- Symphony No. 3 in D minor
In making his first recording of a Mahler symphony, Daniel Raiskin has taken a big risk by choosing the "Symphony No. 3 in D minor," the longest of the symphonies (indeed, the longest regularly performed symphony in the repertoire), and one of the toughest to hold together. Conducting the Staatsorchester Rheinische Philharmonie with a clear sense of the work's massive length and variable moods, Raiskin doesn't rush his musicians but takes a measured pace from the start and lets the symphony unfold one glorious section at a time.

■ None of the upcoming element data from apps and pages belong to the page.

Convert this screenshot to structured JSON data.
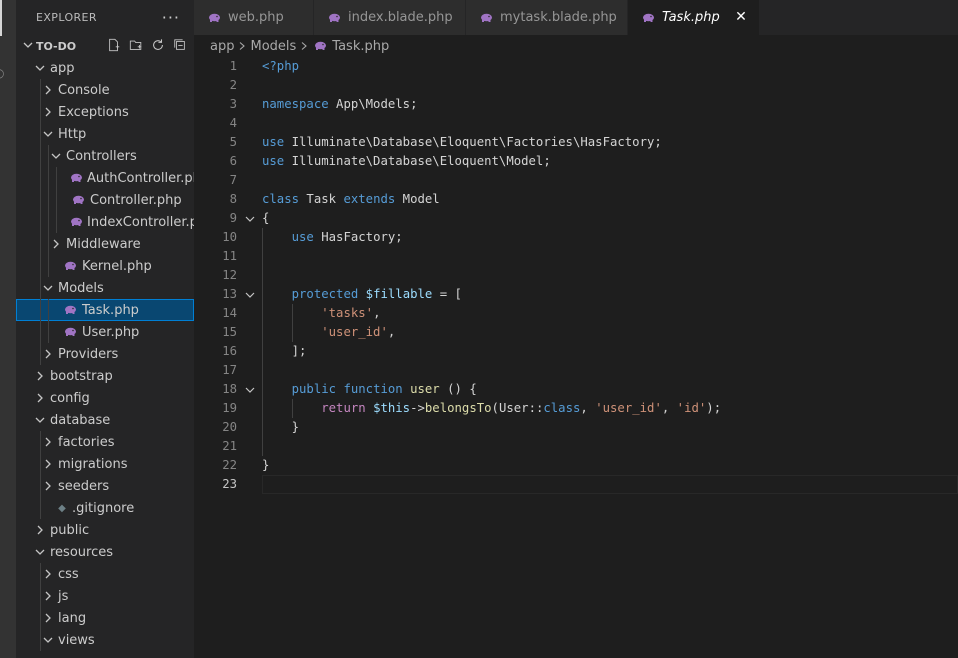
{
  "sidebar": {
    "title": "EXPLORER",
    "more": "···",
    "project": "TO-DO",
    "tree": [
      {
        "label": "app",
        "type": "folder",
        "open": true,
        "depth": 0
      },
      {
        "label": "Console",
        "type": "folder",
        "open": false,
        "depth": 1
      },
      {
        "label": "Exceptions",
        "type": "folder",
        "open": false,
        "depth": 1
      },
      {
        "label": "Http",
        "type": "folder",
        "open": true,
        "depth": 1
      },
      {
        "label": "Controllers",
        "type": "folder",
        "open": true,
        "depth": 2
      },
      {
        "label": "AuthController.php",
        "type": "php",
        "depth": 3
      },
      {
        "label": "Controller.php",
        "type": "php",
        "depth": 3
      },
      {
        "label": "IndexController.php",
        "type": "php",
        "depth": 3
      },
      {
        "label": "Middleware",
        "type": "folder",
        "open": false,
        "depth": 2
      },
      {
        "label": "Kernel.php",
        "type": "php",
        "depth": 2
      },
      {
        "label": "Models",
        "type": "folder",
        "open": true,
        "depth": 1
      },
      {
        "label": "Task.php",
        "type": "php",
        "depth": 2,
        "selected": true
      },
      {
        "label": "User.php",
        "type": "php",
        "depth": 2
      },
      {
        "label": "Providers",
        "type": "folder",
        "open": false,
        "depth": 1
      },
      {
        "label": "bootstrap",
        "type": "folder",
        "open": false,
        "depth": 0
      },
      {
        "label": "config",
        "type": "folder",
        "open": false,
        "depth": 0
      },
      {
        "label": "database",
        "type": "folder",
        "open": true,
        "depth": 0
      },
      {
        "label": "factories",
        "type": "folder",
        "open": false,
        "depth": 1
      },
      {
        "label": "migrations",
        "type": "folder",
        "open": false,
        "depth": 1
      },
      {
        "label": "seeders",
        "type": "folder",
        "open": false,
        "depth": 1
      },
      {
        "label": ".gitignore",
        "type": "git",
        "depth": 1
      },
      {
        "label": "public",
        "type": "folder",
        "open": false,
        "depth": 0
      },
      {
        "label": "resources",
        "type": "folder",
        "open": true,
        "depth": 0
      },
      {
        "label": "css",
        "type": "folder",
        "open": false,
        "depth": 1
      },
      {
        "label": "js",
        "type": "folder",
        "open": false,
        "depth": 1
      },
      {
        "label": "lang",
        "type": "folder",
        "open": false,
        "depth": 1
      },
      {
        "label": "views",
        "type": "folder",
        "open": true,
        "depth": 1
      }
    ]
  },
  "tabs": [
    {
      "label": "web.php",
      "active": false
    },
    {
      "label": "index.blade.php",
      "active": false
    },
    {
      "label": "mytask.blade.php",
      "active": false
    },
    {
      "label": "Task.php",
      "active": true
    }
  ],
  "breadcrumb": [
    "app",
    "Models",
    "Task.php"
  ],
  "editor": {
    "current_line": 23,
    "lines": [
      {
        "n": "1",
        "tokens": [
          [
            "<?php",
            "tag"
          ]
        ]
      },
      {
        "n": "2",
        "tokens": []
      },
      {
        "n": "3",
        "tokens": [
          [
            "namespace",
            "kw"
          ],
          [
            " App\\Models;",
            "ty"
          ]
        ]
      },
      {
        "n": "4",
        "tokens": []
      },
      {
        "n": "5",
        "tokens": [
          [
            "use",
            "kw"
          ],
          [
            " Illuminate\\Database\\Eloquent\\Factories\\HasFactory;",
            "ty"
          ]
        ]
      },
      {
        "n": "6",
        "tokens": [
          [
            "use",
            "kw"
          ],
          [
            " Illuminate\\Database\\Eloquent\\Model;",
            "ty"
          ]
        ]
      },
      {
        "n": "7",
        "tokens": []
      },
      {
        "n": "8",
        "tokens": [
          [
            "class",
            "kw"
          ],
          [
            " Task ",
            "ty"
          ],
          [
            "extends",
            "kw"
          ],
          [
            " Model",
            "ty"
          ]
        ]
      },
      {
        "n": "9",
        "tokens": [
          [
            "{",
            "ty"
          ]
        ],
        "fold": true
      },
      {
        "n": "10",
        "tokens": [
          [
            "    ",
            "ty"
          ],
          [
            "use",
            "kw"
          ],
          [
            " HasFactory;",
            "ty"
          ]
        ]
      },
      {
        "n": "11",
        "tokens": []
      },
      {
        "n": "12",
        "tokens": []
      },
      {
        "n": "13",
        "tokens": [
          [
            "    ",
            "ty"
          ],
          [
            "protected",
            "kw"
          ],
          [
            " ",
            "ty"
          ],
          [
            "$fillable",
            "var"
          ],
          [
            " = [",
            "ty"
          ]
        ],
        "fold": true
      },
      {
        "n": "14",
        "tokens": [
          [
            "        ",
            "ty"
          ],
          [
            "'tasks'",
            "str"
          ],
          [
            ",",
            "ty"
          ]
        ]
      },
      {
        "n": "15",
        "tokens": [
          [
            "        ",
            "ty"
          ],
          [
            "'user_id'",
            "str"
          ],
          [
            ",",
            "ty"
          ]
        ]
      },
      {
        "n": "16",
        "tokens": [
          [
            "    ];",
            "ty"
          ]
        ]
      },
      {
        "n": "17",
        "tokens": []
      },
      {
        "n": "18",
        "tokens": [
          [
            "    ",
            "ty"
          ],
          [
            "public",
            "kw"
          ],
          [
            " ",
            "ty"
          ],
          [
            "function",
            "kw"
          ],
          [
            " ",
            "ty"
          ],
          [
            "user",
            "fn"
          ],
          [
            " () {",
            "ty"
          ]
        ],
        "fold": true
      },
      {
        "n": "19",
        "tokens": [
          [
            "        ",
            "ty"
          ],
          [
            "return",
            "ctl"
          ],
          [
            " ",
            "ty"
          ],
          [
            "$this",
            "var"
          ],
          [
            "->",
            "ty"
          ],
          [
            "belongsTo",
            "fn"
          ],
          [
            "(User::",
            "ty"
          ],
          [
            "class",
            "kw"
          ],
          [
            ", ",
            "ty"
          ],
          [
            "'user_id'",
            "str"
          ],
          [
            ", ",
            "ty"
          ],
          [
            "'id'",
            "str"
          ],
          [
            ");",
            "ty"
          ]
        ]
      },
      {
        "n": "20",
        "tokens": [
          [
            "    }",
            "ty"
          ]
        ]
      },
      {
        "n": "21",
        "tokens": []
      },
      {
        "n": "22",
        "tokens": [
          [
            "}",
            "ty"
          ]
        ]
      },
      {
        "n": "23",
        "tokens": []
      }
    ]
  }
}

This requires considerable patience in the first movement, which runs close to 35 minutes, but the steady tempos and predominantly upbeat martial air give this opening section the right combination of cohesion and forward momentum to maintain interest. After this titanic movement, the rest of the symphony goes by with comparative ease, and Raiskin's unhurried approach conditions listeners to accept the music on its own terms (in a sense, asking them to dally and smell the roses), so as the symphony's deepening moods take over, feelings of reverence for nature and joy in small things become quite credible and not just the stuff of Mahler's fantasies. Joined by alto Ewa Marciniec in the third movement, "O Mensch! Gib acht!," and the women and boys of St. Martin's Cathedral of Mainz in the jubilant fourth movement, Raiskin and the orchestra achieve a kind of serenity that makes the beatific Finale all the more compelling and moving. While this is not the most riveting performance of the "Third" on CD -- and this may be because it was "based on a live recording," suggesting careful editing with studio material -- it has advantages in Raiskin's close attention to details and his almost otherworldly sense of timelessness that makes it seem transcendent. Highly recommended.